[[ INPUT MATERIAL open ]]

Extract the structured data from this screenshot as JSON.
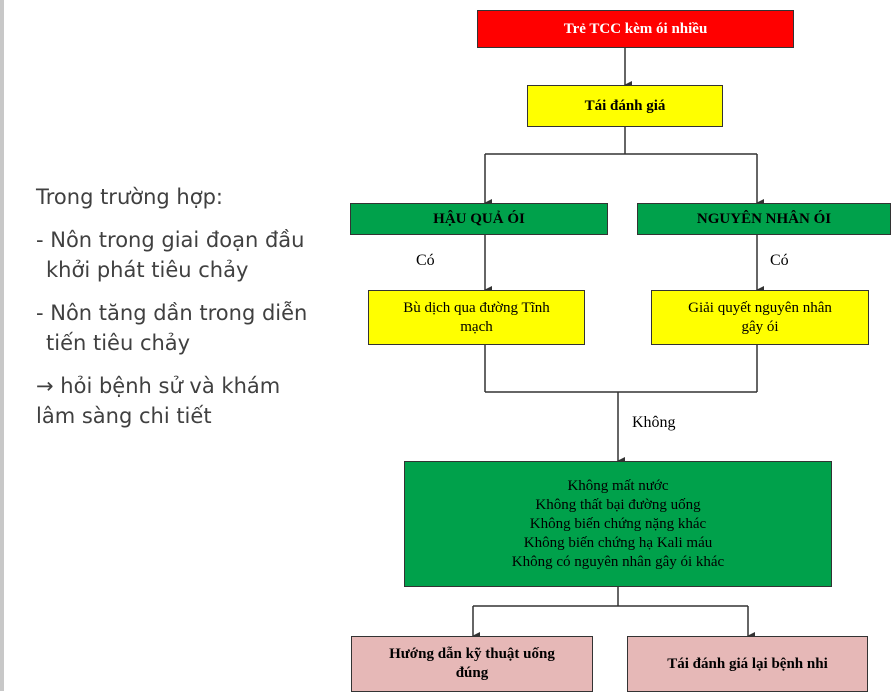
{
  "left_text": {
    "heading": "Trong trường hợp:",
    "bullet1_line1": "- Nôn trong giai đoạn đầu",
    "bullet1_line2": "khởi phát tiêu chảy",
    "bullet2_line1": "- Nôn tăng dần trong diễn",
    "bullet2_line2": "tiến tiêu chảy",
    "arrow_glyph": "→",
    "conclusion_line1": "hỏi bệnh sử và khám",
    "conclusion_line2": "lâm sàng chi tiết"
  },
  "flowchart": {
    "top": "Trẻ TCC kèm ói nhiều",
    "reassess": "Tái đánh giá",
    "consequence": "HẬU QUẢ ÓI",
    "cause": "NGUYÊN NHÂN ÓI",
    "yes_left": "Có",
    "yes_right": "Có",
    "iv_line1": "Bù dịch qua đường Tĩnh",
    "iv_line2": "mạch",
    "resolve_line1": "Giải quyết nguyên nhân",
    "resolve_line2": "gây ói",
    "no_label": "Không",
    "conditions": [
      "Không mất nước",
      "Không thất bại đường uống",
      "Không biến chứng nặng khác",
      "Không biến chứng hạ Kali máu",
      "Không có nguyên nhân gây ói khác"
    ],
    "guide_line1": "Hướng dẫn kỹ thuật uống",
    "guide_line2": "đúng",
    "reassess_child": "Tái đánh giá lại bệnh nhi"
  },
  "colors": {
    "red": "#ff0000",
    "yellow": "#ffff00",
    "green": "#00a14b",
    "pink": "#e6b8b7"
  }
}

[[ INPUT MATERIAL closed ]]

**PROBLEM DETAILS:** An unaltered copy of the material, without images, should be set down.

**YOUR SOLUTION:**
Extract the structured data from this screenshot as JSON.
{
  "left_text": {
    "heading": "Trong trường hợp:",
    "bullet1_line1": "- Nôn trong giai đoạn đầu",
    "bullet1_line2": "khởi phát tiêu chảy",
    "bullet2_line1": "- Nôn tăng dần trong diễn",
    "bullet2_line2": "tiến tiêu chảy",
    "arrow_glyph": "→",
    "conclusion_line1": "hỏi bệnh sử và khám",
    "conclusion_line2": "lâm sàng chi tiết"
  },
  "flowchart": {
    "top": "Trẻ TCC kèm ói nhiều",
    "reassess": "Tái đánh giá",
    "consequence": "HẬU QUẢ ÓI",
    "cause": "NGUYÊN NHÂN ÓI",
    "yes_left": "Có",
    "yes_right": "Có",
    "iv_line1": "Bù dịch qua đường Tĩnh",
    "iv_line2": "mạch",
    "resolve_line1": "Giải quyết nguyên nhân",
    "resolve_line2": "gây ói",
    "no_label": "Không",
    "conditions": [
      "Không mất nước",
      "Không thất bại đường uống",
      "Không biến chứng nặng khác",
      "Không biến chứng hạ Kali máu",
      "Không có nguyên nhân gây ói khác"
    ],
    "guide_line1": "Hướng dẫn kỹ thuật uống",
    "guide_line2": "đúng",
    "reassess_child": "Tái đánh giá lại bệnh nhi"
  },
  "colors": {
    "red": "#ff0000",
    "yellow": "#ffff00",
    "green": "#00a14b",
    "pink": "#e6b8b7"
  }
}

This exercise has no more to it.